This is a still of the movie at full res, not the actual 5MP stills.
First, watch the movies the guys at the company produced here. Then watch my shitty one filled with shitty surfing. Colors were a little washy/green but the ocean and the sky together, with the lens collecting droplets, well, that isn't an idea situation. Watch it for yourself and form your own conclusions, but note the reflections off the water which will inform you of pretty decent autoexposure and sharpness. It's a vast improvement over other sports cams and the standard def version. Oh a little thing held over from the last generation that isn't a ding or a plus: the 170-degree angle is great for reducing apparent vibration and for making sure what you want in shot is in the frame, but has the unfortunate side effect of making things like waves and jumps and other otherwise impressive looking things seem smaller.
The 51 minutes of video I took were 4.6GB big in the standard 4:3 ratio 1280x960 video. That was enough res for me to enjoy it on the screen. Here's what Justin at GoPro told me the camera would store, which is a little more generous than what I found but still in the same ballpark.
Average recording times:
1080p: 12 min/GB
960p: 14 min/GB
720p: 16min/GB @30fps; 11 min/GB @ 60fps
GoPro recommended you use fast SDHC cards to save battery life. And that on a 32GB card you can get almost 6 hours of recordings, although you'd be constrained by battery life. Oh one annoyance — every time you clear the card, the files are named from 001, 002, again. So if you copy them over to the same location, they'll ask you if you want to overwrite. I wish the camera kept its file name numbers in series.

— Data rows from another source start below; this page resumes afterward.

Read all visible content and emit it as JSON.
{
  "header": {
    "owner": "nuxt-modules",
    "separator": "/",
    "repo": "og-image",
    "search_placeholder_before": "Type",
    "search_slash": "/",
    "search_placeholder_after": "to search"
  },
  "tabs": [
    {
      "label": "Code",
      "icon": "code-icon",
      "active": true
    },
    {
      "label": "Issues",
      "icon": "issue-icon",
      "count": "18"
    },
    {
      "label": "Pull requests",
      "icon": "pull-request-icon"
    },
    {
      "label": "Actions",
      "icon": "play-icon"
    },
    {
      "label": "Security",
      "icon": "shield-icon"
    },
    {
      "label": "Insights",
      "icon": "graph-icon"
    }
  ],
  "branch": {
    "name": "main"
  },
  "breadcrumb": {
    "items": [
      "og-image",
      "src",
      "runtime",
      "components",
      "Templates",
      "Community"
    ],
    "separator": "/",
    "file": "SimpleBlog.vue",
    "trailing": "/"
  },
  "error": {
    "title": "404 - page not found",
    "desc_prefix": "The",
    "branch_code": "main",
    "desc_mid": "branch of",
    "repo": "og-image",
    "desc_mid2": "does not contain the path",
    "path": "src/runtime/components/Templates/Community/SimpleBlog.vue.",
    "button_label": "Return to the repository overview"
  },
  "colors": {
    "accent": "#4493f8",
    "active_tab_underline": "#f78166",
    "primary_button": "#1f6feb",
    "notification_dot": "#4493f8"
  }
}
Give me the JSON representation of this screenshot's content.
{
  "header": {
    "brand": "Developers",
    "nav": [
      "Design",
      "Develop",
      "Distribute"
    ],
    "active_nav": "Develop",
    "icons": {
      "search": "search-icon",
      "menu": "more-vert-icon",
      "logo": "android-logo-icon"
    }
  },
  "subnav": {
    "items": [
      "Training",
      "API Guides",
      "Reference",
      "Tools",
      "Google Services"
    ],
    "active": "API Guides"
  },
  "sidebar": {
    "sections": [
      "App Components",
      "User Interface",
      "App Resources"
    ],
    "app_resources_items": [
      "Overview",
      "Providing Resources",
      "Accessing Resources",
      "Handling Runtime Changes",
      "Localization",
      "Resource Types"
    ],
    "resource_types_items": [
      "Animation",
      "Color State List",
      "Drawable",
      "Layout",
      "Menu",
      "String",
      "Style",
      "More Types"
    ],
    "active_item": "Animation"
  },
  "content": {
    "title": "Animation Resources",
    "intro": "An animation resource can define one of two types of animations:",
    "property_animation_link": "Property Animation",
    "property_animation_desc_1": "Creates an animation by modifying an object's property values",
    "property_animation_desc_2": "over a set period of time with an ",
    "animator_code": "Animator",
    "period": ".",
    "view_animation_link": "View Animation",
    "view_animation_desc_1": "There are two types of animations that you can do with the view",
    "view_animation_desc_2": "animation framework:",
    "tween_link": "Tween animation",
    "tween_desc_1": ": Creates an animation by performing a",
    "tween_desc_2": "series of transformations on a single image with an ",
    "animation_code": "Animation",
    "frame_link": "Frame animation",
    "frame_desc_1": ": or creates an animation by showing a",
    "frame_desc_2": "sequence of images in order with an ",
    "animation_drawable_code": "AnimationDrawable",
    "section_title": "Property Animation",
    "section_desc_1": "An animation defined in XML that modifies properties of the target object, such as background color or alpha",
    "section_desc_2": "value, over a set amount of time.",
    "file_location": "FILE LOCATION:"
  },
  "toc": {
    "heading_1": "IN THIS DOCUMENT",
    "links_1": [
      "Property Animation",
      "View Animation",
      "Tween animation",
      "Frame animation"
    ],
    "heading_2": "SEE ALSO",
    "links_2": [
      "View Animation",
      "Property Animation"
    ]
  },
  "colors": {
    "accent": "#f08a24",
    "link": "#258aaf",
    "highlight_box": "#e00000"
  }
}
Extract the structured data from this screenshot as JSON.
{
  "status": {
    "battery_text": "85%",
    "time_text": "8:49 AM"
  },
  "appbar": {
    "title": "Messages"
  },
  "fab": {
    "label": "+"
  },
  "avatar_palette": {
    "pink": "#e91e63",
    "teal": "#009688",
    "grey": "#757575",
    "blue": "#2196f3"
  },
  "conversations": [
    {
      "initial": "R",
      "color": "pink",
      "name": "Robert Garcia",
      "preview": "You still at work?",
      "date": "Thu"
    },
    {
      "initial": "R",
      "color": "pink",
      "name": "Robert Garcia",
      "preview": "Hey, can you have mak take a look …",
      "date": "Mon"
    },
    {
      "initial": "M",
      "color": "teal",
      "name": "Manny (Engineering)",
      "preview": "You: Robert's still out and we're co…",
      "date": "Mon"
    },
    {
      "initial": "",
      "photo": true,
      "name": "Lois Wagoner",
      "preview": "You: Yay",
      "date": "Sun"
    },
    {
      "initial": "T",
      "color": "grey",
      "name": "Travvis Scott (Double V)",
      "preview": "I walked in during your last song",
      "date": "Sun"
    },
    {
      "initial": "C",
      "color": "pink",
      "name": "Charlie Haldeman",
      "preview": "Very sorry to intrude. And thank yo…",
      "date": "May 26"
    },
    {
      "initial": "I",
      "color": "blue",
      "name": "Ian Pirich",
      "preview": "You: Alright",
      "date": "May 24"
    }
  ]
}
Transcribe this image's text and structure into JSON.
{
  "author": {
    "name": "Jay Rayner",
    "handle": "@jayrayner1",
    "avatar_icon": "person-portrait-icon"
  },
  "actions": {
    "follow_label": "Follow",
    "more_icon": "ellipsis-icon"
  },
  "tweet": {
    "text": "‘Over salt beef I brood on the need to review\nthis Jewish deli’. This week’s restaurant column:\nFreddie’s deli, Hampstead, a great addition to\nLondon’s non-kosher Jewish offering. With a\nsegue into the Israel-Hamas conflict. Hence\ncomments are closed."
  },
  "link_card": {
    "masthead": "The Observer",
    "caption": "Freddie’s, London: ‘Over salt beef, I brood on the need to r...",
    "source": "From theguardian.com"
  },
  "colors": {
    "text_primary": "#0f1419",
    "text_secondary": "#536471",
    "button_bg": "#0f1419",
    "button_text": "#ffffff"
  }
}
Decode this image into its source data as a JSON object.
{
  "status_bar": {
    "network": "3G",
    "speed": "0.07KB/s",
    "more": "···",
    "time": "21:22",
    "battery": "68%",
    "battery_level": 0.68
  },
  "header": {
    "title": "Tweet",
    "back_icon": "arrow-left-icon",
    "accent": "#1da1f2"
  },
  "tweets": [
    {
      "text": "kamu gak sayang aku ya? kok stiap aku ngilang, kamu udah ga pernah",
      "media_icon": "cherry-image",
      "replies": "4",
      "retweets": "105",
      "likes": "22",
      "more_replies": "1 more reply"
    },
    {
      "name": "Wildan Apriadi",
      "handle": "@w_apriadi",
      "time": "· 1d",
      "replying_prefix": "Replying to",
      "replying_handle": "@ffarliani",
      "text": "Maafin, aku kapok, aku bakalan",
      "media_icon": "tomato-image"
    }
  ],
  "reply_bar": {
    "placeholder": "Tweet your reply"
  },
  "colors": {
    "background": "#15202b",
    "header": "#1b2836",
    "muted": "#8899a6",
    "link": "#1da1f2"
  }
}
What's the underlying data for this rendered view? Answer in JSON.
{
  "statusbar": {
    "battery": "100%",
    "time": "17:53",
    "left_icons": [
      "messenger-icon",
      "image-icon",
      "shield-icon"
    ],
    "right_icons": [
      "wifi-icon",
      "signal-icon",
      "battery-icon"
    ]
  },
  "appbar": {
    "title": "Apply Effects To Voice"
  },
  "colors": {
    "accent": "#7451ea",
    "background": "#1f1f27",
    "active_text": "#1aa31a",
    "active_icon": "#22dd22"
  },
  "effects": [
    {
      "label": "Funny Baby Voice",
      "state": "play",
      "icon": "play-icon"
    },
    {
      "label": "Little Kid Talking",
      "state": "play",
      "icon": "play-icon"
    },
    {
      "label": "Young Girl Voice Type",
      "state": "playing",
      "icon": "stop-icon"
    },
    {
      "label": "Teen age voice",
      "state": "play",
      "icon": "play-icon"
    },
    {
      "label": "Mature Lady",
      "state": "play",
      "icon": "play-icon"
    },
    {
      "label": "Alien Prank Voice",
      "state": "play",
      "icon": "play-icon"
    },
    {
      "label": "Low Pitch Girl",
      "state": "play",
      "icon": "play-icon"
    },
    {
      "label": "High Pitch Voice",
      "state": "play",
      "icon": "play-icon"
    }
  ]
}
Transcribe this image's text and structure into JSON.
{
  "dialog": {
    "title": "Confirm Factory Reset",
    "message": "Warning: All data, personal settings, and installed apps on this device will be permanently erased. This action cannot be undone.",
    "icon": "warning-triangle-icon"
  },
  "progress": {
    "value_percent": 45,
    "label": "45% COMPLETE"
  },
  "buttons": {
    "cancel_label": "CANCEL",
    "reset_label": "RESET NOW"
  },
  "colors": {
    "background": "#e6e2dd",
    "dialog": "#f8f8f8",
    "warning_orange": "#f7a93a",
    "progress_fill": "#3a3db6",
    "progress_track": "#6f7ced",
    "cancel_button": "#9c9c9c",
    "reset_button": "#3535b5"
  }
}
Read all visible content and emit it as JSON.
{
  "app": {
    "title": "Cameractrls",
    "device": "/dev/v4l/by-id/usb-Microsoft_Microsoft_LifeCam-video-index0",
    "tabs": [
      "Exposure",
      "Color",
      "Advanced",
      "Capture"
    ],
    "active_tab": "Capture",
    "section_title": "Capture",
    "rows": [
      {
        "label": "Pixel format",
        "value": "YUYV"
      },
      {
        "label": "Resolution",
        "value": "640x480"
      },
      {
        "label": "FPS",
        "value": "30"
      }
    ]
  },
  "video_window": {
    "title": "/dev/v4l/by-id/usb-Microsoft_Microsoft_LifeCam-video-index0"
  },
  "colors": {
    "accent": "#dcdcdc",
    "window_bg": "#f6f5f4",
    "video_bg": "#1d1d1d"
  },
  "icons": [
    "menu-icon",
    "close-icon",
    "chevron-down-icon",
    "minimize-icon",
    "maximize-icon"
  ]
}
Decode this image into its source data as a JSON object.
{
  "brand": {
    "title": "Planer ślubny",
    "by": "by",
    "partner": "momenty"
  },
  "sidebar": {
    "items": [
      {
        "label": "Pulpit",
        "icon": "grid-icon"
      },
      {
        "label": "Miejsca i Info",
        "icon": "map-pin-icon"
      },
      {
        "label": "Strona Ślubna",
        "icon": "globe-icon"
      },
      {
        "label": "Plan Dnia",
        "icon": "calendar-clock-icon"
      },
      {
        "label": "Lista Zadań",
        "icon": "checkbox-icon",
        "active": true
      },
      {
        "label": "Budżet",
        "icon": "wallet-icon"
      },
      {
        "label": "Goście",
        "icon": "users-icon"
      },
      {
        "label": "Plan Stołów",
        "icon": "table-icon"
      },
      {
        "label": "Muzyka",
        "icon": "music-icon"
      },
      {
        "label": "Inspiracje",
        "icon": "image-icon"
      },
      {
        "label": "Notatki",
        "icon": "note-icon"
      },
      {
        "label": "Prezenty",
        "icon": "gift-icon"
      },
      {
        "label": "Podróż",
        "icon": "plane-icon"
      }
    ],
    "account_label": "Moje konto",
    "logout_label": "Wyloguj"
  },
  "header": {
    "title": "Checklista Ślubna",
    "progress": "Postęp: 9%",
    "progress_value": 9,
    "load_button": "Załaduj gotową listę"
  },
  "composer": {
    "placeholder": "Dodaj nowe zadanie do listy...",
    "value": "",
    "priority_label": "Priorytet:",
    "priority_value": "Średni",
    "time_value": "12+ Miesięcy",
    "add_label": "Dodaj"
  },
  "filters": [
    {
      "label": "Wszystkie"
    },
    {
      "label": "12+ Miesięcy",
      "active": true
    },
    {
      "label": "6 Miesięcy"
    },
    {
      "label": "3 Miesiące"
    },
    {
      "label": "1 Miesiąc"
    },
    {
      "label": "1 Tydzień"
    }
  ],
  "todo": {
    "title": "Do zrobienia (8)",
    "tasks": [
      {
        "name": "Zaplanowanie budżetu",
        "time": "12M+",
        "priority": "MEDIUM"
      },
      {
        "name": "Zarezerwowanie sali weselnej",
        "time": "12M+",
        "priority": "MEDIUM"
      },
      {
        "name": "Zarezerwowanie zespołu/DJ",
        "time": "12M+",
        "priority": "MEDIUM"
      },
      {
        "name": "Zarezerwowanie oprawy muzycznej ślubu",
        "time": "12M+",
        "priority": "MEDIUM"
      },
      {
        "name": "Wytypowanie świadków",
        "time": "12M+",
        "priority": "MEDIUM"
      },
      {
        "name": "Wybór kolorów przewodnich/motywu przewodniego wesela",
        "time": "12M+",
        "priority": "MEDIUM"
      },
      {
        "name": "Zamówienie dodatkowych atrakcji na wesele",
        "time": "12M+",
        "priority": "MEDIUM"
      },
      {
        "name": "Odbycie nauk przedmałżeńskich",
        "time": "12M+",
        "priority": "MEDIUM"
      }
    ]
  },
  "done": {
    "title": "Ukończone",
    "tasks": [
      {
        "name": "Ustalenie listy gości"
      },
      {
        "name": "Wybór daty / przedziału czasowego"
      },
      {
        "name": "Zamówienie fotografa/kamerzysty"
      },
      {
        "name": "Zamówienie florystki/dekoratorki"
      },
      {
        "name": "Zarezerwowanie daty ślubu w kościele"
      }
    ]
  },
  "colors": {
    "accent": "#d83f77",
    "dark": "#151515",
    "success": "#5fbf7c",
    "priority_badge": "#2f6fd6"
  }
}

The other big change is that instead of being powered by a pair of AAAs, GoPro jammed a 1100Mah 3.7 volt battery in the case. I did not do a full run down test, but shooting 51 minutes of video didn't reduce the charge one notch; GoPro estimates you can get 2.5 hours of battery life from the camera in normal climates, regardless of the definition of video you're shooting. The old model died quickly in the cold if you weren't using rechargeables but this camera's housing retains a bit more heat making it better for the winter. You charge it by USB. Unfortunately you can't charge it while doing a USB transfer, yet. They hope to fix this by firmware later.
Sound quality during dry sports is aided by an open back housing door. But even with the closed door during surfing, the sound was fine. A benefit of the closed housing door is that wind noise is nil.
I didn't test this mode, but GoPro claims the 5MP shots are better due to better processing. There are several still modes, as before: Single shot, triple shot that takes three shots over 2 seconds and a time lapse mode that can be set to record a shot every 2, 5, 10, 30 or 60 seconds. And a 10 second delay timer. For me, this is not why you get a sports camera.
Oh it's 3M double sticky and it seems to hold up just fine. You clean your board of wax and then use a bit of rubbing alcohol to apply it. Let it settle overnight. To get it off (permanently) you use a hair dryer, which sounds a bit scary when it comes to something nice and fiberglass, but what do I know? (That's why I put this one on a pop out longboard.
Another big but so far not useful thing on the new camera is the expansion port. they plan on offering a bigger back door for the case, so you can fit in an external LCD screen for replays or an extra battery pack. I like the idea. I'm thinking they could probably go ahead and work on making the camera smaller even if it costs a bit more, in the next generation, though. I like GoPro enough to use it, even though gadgets on the mountain or in the surf piss me off by way of distraction. Now that they've got mounts, higher resolutions and battery endurance covered, I think making it even smaller is the next step to making it more enjoyable.
High def modes
Best mounting options in the business
Rugged, yet affordable case good for bumps and waterproof to 100 feet
Wide angle lens captures 170 degrees of motion so you fit in the shot and vibration is dampened.
Smooth 60 frames per second great for action shots
Relatively cheap for what you get
Case kind of biggish